New rainbow crossings installed at Sheffield NHS sites show 'hate is not welcome here'
The NHS in Sheffield has taken the next step in its commitment to LGBTQ+ inclusivity by opening new ‘rainbow crossings’ at three of its main sites this week.
Sheffield Health and Social Care NHS Foundation Trust has installed the new rainbow crossings to proudly showcase its support for LGBTQ+ rights and inclusivity.
The crossings have been fitted at Michael Carlisle Centre in Nether Edge, Longley Centre in Fir Vale and Forest Close and Lodge near Middlewood.
Dr Justin Gardner, speciality doctor and co-chair of the Trust’s Rainbow staff network group, said: “Even though we’re living in the 21st century we know that lack of acceptance about people’s gender identity and sexual orientation still has a really big impact on people’s mental and physical wellbeing, and also effects their confidence in accessing services when they need it.
“As a gay man who’s worked in the NHS for the last 25 years, I’m so proud we can promise people when they come to our services that they will be accepted without judgment and supported regardless of their sexual orientation or gender identity.”
The openings saw 42 staff gather to pose with the crossings, cut the ribbon and celebrate.
Henry Harrison, governance officer and co-chair of a Rainbow group set up to give LGBTQ+ staff and allies a voice in the trust , said: “For me seeing that rainbow crossing it shows that the Trust is supporting me, that my local workplace is supporting me and that the service is supporting everybody in the LGBTQ+ community. It means patients who fall into that community are going to be welcomed, feel safe and that they’re seeing that simple sign to know that their care is going to be what matters to us.”

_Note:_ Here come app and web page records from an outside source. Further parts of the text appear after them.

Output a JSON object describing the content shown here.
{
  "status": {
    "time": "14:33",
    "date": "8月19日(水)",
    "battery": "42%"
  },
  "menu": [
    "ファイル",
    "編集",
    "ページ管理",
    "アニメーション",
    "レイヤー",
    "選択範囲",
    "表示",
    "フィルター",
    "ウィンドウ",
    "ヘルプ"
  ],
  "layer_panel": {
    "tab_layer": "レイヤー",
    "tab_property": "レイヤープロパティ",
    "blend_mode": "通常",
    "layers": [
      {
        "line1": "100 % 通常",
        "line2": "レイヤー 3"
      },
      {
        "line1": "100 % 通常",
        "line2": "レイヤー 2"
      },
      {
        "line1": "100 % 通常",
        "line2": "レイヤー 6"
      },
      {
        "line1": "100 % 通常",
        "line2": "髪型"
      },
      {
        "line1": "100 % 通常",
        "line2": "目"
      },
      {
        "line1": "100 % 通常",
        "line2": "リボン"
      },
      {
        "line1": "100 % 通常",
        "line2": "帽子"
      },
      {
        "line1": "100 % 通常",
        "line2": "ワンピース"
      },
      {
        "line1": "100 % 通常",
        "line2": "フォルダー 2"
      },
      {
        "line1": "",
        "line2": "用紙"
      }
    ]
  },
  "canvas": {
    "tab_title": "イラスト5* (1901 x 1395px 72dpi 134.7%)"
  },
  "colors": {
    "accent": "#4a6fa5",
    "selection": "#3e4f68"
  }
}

Michael Rennison, assistant psychiatrist at Forest Lodge, added: “It’s about the feeling of safety to know that my sexuality, my personality, everything like that is always going to be safe and not judged for who I am and what I am. It also gives that view that hate is not welcome here and I think that’s really important.”